* [Exercise description]: Scan the data below and work out how many of its lines contain the word "type". Give only that number.

────────────────────────────────────────

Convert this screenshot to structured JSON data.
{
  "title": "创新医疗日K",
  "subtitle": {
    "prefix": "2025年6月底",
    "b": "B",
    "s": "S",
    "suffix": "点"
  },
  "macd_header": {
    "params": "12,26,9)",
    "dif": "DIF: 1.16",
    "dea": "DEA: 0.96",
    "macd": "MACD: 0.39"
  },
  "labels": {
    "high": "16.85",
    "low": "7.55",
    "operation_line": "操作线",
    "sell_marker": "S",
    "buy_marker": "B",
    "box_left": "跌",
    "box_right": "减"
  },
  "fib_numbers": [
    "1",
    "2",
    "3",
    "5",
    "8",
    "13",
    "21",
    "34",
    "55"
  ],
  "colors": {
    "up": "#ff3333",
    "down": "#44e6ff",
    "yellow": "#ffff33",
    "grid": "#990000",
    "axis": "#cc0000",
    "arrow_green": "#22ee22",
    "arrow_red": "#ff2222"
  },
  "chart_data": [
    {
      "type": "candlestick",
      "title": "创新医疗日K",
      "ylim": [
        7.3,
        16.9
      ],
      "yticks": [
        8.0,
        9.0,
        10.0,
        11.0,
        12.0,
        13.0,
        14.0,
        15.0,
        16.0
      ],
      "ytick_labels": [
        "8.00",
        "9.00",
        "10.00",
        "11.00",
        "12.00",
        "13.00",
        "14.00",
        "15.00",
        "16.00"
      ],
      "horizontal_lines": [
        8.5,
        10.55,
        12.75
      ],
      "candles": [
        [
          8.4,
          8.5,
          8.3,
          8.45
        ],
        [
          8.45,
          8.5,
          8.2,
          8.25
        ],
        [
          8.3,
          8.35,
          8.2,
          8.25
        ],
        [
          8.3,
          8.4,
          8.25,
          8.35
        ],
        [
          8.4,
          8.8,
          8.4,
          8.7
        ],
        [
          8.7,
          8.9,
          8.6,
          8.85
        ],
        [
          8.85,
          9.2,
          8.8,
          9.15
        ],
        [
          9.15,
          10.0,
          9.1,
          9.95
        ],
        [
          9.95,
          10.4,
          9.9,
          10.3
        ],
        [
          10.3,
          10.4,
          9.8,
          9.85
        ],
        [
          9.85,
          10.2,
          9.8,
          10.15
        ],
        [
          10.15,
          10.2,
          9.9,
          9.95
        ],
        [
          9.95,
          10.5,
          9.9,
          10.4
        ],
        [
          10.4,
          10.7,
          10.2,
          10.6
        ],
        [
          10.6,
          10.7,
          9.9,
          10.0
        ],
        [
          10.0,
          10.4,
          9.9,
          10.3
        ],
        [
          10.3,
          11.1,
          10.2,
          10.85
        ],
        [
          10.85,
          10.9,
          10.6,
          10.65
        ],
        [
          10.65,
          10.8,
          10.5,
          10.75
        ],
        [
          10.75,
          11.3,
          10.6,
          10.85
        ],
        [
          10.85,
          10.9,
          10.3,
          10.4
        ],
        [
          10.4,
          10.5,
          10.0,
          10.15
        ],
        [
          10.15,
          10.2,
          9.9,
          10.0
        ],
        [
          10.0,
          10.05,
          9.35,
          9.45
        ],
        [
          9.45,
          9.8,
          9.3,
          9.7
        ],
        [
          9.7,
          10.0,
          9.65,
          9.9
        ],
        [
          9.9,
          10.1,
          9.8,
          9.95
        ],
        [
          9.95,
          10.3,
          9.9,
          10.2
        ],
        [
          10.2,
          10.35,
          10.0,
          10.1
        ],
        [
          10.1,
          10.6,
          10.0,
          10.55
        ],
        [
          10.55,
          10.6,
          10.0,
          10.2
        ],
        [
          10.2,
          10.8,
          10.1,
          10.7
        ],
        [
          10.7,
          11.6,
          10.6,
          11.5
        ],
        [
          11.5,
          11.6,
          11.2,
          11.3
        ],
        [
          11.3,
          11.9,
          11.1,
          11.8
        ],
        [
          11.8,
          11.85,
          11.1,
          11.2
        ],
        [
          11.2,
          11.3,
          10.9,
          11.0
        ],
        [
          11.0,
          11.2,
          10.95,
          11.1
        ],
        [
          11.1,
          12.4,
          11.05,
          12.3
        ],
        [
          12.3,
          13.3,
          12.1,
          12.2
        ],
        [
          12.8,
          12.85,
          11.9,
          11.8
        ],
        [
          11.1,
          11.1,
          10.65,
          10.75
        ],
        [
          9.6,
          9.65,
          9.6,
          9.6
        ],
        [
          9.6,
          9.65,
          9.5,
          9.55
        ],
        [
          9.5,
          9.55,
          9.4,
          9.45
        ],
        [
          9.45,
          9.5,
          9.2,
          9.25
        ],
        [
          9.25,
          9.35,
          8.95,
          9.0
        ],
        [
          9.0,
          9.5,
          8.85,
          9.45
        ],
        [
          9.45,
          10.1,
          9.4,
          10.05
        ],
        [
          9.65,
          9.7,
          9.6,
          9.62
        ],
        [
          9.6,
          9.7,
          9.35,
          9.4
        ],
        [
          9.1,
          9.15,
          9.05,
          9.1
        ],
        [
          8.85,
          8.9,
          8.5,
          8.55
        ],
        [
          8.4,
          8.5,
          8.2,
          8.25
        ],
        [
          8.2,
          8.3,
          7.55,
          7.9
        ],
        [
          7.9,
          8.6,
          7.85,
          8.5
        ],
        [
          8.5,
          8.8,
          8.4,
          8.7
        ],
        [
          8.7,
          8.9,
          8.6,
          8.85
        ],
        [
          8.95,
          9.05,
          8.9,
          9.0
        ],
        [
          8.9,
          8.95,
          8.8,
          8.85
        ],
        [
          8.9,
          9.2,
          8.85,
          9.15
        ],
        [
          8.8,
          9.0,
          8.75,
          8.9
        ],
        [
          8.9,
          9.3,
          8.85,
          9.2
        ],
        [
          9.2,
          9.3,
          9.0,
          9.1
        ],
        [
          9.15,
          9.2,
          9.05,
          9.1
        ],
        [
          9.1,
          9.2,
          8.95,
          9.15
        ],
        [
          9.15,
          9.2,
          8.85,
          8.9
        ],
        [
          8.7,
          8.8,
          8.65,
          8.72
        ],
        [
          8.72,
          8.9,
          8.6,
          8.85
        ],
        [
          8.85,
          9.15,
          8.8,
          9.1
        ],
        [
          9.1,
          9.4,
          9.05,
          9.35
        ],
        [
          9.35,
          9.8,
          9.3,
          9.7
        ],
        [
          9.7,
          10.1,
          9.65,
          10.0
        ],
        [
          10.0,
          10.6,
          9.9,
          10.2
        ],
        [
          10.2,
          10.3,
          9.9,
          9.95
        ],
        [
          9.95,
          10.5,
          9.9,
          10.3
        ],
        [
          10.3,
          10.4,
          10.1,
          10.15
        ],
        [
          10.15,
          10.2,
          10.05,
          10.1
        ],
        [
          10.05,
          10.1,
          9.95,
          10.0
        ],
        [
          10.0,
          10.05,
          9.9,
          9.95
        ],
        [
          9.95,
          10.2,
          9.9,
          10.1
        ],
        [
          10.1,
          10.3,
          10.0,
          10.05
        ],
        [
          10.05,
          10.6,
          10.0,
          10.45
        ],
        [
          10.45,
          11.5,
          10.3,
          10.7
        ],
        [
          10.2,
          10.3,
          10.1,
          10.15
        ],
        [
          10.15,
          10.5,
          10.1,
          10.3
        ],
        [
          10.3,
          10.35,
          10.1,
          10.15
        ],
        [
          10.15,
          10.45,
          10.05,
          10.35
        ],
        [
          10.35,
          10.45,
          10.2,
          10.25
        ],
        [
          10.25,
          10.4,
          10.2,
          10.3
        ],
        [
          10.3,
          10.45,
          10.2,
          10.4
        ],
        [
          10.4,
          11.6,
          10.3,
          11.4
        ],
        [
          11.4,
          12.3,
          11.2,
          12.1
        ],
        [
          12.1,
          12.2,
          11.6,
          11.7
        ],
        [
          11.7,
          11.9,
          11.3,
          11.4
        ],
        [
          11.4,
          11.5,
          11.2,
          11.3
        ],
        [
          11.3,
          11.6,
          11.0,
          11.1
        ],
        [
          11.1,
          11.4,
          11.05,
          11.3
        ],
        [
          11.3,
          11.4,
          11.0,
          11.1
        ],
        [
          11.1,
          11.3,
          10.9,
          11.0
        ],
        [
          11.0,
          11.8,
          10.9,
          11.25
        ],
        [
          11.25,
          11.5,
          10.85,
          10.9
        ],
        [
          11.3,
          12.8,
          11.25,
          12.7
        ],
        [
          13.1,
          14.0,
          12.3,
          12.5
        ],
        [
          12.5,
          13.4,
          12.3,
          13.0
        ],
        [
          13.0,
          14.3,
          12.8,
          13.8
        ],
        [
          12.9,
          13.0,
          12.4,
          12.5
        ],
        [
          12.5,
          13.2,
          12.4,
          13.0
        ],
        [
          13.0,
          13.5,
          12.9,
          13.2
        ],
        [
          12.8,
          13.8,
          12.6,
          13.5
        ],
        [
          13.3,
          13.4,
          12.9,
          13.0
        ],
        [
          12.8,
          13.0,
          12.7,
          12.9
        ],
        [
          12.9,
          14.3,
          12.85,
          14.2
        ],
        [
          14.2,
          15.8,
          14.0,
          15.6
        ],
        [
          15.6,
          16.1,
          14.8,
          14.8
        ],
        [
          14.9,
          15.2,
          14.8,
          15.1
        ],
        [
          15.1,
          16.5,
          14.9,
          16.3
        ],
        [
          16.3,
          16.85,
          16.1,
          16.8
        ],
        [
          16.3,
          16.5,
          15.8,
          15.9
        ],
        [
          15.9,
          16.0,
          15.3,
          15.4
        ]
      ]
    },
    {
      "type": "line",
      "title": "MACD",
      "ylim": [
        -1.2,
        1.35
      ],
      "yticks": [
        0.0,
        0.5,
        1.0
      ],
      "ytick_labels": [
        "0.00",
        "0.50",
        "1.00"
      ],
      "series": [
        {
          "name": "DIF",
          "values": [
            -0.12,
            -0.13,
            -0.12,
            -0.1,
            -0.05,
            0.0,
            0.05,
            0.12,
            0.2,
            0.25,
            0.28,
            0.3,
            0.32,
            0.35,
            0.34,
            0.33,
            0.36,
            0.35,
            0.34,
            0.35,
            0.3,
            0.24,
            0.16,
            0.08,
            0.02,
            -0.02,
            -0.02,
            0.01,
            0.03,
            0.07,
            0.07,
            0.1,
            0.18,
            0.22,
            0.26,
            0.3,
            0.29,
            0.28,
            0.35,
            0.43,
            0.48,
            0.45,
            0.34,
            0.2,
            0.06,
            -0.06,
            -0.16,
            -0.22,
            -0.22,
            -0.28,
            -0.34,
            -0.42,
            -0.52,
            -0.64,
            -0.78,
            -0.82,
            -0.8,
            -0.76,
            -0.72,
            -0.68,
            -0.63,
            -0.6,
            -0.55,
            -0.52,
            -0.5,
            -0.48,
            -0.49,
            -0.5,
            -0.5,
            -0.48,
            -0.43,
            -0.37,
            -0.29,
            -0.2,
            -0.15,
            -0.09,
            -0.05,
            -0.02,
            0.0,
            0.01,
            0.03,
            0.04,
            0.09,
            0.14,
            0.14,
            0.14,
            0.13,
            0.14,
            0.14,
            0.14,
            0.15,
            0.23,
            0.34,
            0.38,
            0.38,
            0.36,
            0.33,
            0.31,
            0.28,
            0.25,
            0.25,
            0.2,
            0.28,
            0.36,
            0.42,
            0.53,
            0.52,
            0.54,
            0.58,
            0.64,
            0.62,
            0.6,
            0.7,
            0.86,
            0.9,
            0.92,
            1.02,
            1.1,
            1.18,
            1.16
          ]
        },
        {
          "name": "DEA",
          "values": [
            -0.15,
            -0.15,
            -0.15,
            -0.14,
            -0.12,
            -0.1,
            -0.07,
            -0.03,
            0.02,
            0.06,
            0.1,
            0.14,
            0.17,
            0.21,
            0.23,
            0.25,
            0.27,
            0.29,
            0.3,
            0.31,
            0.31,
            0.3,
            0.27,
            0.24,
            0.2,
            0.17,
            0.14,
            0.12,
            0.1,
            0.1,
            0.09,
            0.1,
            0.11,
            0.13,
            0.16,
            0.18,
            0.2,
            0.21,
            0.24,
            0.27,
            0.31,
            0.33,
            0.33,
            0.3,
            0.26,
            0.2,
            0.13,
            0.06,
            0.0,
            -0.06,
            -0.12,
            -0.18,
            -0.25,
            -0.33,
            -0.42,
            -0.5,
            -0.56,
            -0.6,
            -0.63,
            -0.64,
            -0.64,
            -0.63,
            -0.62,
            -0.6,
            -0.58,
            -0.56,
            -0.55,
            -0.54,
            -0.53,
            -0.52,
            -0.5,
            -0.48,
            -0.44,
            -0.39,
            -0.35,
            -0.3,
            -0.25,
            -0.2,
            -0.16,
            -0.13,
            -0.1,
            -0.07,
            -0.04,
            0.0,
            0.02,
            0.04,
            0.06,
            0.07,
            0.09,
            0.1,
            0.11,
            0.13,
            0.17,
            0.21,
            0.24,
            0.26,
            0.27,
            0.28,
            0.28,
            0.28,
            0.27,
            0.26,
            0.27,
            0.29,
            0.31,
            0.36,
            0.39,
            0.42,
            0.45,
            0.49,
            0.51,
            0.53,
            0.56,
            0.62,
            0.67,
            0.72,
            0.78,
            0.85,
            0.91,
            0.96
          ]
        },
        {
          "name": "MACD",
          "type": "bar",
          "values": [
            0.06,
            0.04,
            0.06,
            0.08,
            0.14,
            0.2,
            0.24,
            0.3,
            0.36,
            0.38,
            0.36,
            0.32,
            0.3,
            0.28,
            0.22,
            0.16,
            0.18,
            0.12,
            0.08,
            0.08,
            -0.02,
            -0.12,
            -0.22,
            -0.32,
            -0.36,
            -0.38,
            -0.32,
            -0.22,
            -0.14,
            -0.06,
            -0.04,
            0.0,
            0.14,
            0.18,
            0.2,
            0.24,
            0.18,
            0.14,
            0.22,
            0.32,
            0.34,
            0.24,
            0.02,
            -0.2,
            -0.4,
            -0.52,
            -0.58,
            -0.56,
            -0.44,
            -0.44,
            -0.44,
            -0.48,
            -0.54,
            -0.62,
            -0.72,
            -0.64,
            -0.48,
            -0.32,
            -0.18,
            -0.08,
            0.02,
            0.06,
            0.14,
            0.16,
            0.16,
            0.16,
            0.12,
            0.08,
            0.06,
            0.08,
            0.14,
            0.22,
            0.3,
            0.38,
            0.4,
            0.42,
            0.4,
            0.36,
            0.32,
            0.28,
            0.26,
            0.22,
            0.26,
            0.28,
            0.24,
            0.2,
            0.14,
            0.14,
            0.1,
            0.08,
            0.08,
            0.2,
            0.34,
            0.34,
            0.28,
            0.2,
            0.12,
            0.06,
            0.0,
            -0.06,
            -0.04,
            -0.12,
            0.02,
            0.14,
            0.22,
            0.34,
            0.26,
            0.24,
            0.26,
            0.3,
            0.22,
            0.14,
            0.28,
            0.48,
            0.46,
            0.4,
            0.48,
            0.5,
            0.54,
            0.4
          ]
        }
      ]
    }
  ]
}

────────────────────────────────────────

* [Response box]: 3